During my oh so long college years when I FINALLY started in on the good stuff, that is my major, Special Ed., we often heard the phrase, “people first language”. I even had a professor that you would get a thorough tongue lashing if you did not use it. Now let me be honest, I don’t always walk on the politically correct side of the issues. Some of it is just plain ridiculous but I wholeheartedly agree on this issue in special education. So, let’s just get down to it. I HATE the word ‘autistic’ or ‘disabled’. If you use those words around me you will see me cringe or step back a bit even if I am trying not to do it. Here is the thing. A person HAS autism. They are NOT autism. There is more to people then their disability. When you call someone disabled or autistic they become that label. It is hard to see past the label and to the person. I am not talking about using the r-word in this post. Trust me, that deserves its own entry and I will get to that.
In my professional life I am surprised by how many people that actually work in the field still use the word autistic or disabled. I have had to use my discretion when deciding who to correct and give a mini lesson to. I don’t want to make too many enemies at work! Once I nicely explain the mistake they either see the point or choose to disregard it. It’s their choice to make. When I don’t have time to educate or feel like I shouldn’t I usually just try to reword what they have said into using the term correctly like, “Oh, that is your student WITH autism you are talking about.”
I make an exception when I am talking to parents of children with a disability or a person with a disability. I consider it their choice on how they want to refer to themselves or their children. I feel like they are the experts in this area, not me. So, here is the question. If you are a parent or a person with a disability, what do you feel about people first language? Do you use it? Would you be offended if someone corrected you?
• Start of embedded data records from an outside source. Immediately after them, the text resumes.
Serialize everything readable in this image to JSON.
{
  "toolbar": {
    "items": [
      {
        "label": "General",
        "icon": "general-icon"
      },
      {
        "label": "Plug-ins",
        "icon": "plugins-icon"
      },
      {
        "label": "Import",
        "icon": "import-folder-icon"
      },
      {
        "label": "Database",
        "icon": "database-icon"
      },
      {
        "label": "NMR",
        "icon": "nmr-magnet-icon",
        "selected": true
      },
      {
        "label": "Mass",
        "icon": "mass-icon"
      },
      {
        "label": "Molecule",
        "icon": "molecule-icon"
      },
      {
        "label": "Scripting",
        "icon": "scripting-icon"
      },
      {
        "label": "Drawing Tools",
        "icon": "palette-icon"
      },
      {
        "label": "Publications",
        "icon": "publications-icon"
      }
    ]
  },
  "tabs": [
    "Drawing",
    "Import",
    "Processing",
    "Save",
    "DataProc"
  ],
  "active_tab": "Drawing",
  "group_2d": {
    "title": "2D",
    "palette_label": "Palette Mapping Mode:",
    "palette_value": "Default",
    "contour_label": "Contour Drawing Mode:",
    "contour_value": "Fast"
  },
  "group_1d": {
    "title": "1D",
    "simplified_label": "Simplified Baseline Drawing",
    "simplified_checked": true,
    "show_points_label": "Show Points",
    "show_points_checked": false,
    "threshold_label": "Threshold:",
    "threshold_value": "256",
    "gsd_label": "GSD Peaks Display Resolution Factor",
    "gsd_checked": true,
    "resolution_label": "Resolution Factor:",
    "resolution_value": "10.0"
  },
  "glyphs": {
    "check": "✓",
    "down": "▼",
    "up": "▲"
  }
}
Last Fall I was privileged to attend a conference where Temple Grandin was the speaker. I even had the honor of meeting her and having her autograph some books. I LOVE Temple Grandin. She is brilliant and surprisingly, very funny! She has contributed so much to the field of autism. She has shone valuable light on an area that had seemed foreign not so long ago. Temple Grandin uses the word autistic all the time. I am not about to be the one to correct her. I think she can decide how she refers to herself and the autism community in general!
Special Ed Geek – Amber